The Braves were working out together until they ran out of bats and balls. "We only had two bats to start with," said Pitcher Cecil Upshaw, "and we broke both of those the second day. On top of that, Henry Aaron hit all our balls into the trees and we lost them. It's hard to practice without any bats and balls."
The Pirates also worked out together. Almost. The exception was Pitcher Dock Ellis, who told Manager Bill Virdon that practicing with the rest of the team was "kowtowing to management." "I do think," said Virdon, "that Dock is working out on his own someplace." That presumably is what Dick Allen of the White Sox is doing. Allen, who missed all of spring training, signed his 1972 contract the day the strike was called and has been missing since.
The Reds were playing basketball, which is hardly kowtowing to management, this being a game much in disfavor with the Cincinnati hierarchy since Centerfielder Bobby Tolan tore an Achilles' tendon on the court and missed all of last season. The Orioles were also playing basketball, as well as paddle ball, a game that has had a bad name in Baltimore since Colt Quarterback Johnny Unitas tore his Achilles' tendon a year ago playing it.
The Dodgers were playing soft ball. Their game against a team of Los Angeles disc jockeys somehow attracted an estimated 8,000 fans into Casey Stengel Field in beautiful downtown Glendale. The Dodgers batted cross-handed, threw wrong-handed and ran to some strange bases. Frank Robinson fell down under an imaginary pop fly. The score was 8-8. The Dodgers are obviously in mid-season form.

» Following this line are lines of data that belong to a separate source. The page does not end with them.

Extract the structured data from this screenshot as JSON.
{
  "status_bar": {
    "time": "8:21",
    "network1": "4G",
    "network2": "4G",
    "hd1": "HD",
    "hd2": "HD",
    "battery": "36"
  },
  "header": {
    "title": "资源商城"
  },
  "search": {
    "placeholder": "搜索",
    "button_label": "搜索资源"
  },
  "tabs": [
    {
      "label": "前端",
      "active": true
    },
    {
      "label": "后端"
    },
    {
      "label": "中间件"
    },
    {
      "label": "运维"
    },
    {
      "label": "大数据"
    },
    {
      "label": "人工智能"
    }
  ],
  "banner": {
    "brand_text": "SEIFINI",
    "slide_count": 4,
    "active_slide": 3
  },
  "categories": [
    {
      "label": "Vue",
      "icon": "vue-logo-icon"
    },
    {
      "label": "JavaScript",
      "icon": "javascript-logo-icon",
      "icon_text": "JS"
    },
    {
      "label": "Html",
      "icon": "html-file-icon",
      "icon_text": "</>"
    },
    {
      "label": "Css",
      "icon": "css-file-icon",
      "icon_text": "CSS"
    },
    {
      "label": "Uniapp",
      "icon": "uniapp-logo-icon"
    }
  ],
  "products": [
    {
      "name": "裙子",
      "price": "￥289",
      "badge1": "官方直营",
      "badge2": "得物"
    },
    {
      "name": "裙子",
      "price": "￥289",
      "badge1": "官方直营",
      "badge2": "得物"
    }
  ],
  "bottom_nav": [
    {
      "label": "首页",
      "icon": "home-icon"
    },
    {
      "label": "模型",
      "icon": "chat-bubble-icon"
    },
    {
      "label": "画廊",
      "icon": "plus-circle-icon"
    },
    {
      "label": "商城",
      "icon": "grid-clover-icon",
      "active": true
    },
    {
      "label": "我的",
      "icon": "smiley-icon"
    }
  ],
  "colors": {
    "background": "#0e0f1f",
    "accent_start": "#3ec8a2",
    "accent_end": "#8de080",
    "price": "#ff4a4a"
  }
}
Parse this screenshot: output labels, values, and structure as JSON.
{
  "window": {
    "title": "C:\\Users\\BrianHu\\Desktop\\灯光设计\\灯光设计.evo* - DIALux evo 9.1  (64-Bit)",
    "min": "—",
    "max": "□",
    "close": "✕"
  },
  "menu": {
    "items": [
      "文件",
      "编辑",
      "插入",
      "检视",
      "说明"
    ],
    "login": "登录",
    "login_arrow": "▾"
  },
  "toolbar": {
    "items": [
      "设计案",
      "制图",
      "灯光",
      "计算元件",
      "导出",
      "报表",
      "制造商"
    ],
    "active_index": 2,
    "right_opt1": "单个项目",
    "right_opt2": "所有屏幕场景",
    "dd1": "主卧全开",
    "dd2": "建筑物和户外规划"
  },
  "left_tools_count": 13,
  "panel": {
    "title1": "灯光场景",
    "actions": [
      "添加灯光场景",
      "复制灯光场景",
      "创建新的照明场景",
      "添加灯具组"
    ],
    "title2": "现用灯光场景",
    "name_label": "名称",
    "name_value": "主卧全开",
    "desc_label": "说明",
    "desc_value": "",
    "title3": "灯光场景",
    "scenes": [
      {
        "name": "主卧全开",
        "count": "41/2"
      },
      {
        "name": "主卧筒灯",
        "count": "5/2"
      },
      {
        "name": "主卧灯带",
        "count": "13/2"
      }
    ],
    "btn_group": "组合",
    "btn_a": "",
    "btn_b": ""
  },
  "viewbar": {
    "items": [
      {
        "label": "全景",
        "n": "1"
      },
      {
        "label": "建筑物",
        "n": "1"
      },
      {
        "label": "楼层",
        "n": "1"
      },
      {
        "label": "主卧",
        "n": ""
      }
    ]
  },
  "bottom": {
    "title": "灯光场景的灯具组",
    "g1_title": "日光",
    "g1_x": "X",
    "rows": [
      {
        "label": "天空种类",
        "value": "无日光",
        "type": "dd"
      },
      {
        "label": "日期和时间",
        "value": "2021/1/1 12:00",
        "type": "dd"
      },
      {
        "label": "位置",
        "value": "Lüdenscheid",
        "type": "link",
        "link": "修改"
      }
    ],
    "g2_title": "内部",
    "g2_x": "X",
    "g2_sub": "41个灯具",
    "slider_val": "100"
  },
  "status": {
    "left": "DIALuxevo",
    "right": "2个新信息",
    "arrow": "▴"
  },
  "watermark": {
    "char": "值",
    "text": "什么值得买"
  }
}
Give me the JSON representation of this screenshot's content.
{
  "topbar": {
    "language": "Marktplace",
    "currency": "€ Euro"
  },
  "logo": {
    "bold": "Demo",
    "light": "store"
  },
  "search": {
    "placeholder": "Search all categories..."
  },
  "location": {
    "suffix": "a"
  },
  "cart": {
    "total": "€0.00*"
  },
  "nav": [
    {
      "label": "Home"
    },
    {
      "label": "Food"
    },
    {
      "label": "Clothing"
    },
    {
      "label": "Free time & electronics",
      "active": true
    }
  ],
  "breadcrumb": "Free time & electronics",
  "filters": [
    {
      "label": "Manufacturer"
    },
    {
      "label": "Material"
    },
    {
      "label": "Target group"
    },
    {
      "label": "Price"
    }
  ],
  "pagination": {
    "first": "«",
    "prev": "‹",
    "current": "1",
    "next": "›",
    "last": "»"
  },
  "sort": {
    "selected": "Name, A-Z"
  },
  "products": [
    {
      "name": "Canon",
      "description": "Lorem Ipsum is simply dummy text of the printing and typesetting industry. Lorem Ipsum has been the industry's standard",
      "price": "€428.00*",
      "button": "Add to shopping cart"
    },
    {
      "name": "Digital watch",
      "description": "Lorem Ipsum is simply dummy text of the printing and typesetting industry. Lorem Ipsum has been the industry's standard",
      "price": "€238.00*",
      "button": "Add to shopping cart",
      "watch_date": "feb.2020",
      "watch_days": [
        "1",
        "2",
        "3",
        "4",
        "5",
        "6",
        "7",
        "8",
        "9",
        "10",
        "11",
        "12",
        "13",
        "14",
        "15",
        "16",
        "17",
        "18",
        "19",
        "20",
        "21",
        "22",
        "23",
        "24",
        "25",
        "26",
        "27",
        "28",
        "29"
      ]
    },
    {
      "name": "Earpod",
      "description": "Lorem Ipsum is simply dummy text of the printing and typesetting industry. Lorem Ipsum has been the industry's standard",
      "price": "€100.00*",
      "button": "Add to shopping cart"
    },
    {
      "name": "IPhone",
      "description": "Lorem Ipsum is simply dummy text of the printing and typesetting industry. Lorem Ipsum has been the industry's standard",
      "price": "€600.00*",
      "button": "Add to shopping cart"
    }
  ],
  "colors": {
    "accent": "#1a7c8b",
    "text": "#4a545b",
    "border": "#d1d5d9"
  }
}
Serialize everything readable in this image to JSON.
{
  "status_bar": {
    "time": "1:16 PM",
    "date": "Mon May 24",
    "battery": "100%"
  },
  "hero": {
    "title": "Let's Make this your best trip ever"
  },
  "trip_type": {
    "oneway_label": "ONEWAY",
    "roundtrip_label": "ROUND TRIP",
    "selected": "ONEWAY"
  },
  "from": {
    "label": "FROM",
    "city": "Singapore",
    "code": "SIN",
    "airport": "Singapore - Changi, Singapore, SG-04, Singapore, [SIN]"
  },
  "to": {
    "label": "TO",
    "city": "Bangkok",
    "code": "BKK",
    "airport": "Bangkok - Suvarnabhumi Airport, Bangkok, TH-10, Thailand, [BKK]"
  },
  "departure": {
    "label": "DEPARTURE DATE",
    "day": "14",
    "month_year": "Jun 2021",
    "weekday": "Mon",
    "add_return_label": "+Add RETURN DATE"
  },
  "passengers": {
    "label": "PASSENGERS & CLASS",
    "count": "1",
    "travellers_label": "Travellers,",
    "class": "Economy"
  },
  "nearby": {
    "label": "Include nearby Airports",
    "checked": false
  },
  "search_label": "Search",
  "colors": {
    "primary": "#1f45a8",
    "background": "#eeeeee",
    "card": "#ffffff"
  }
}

Willie Mays of the Giants showed up at Candlestick Park to collect some equipment so he could work out and was summarily rebuffed by a clubhouse attendant who didn't recognize him. Willie Mays.
Gary Nolan of the Reds was recognized, to his embarrassment, in a Cincinnati restaurant at lunch one day. "Get out of here, Nolan!" a diner shouted. "Remember what we did to the Royals." This was a reference to the poor fan support that caused the National Basketball Association team to flee Cincinnati for Kansas City. And Nolan's teammate, Johnny Bench, was recognized on the golf course by an old business friend who wanted to complain to him about the inequities of his own pension plan. Bench did not tip his cap.
In Anaheim one fan was organizing his own union—the United Baseball Fans of America—which will contest such critical issues as rising ticket prices, fan comfort, quality of play and...players' strikes. "The only way the club owners and the ballplayers are going to recognize the view of the fans," a UBFA statement read, "is through united action of the people who are actually paying the bills."
Jackie Jensen, who won the American League's Most Valuable Player award 14 years ago, is not a member of the fans' union, but he was assuredly with it in spirit.
"There are now 26 players getting over $100,000," said Jensen from his Carson City, Nev. home. "I can't believe that all of them are worth it. But I'll tell you one thing: if any fan, including me, goes out to a ball game to see a $100,000 guy play, I expect him to be a super-super player. ... I think playing baseball is a privilege. I enjoyed it, and it was a game to me. It doesn't look like it is anymore. And if it isn't, it isn't going to be much from here on in—either to the fans or the players. And I think that's a tragedy."
A gloomy and melodramatic forecast, perhaps. When the players return, the fans will be there. But Jensen may be right: they may be looking at the game a little differently.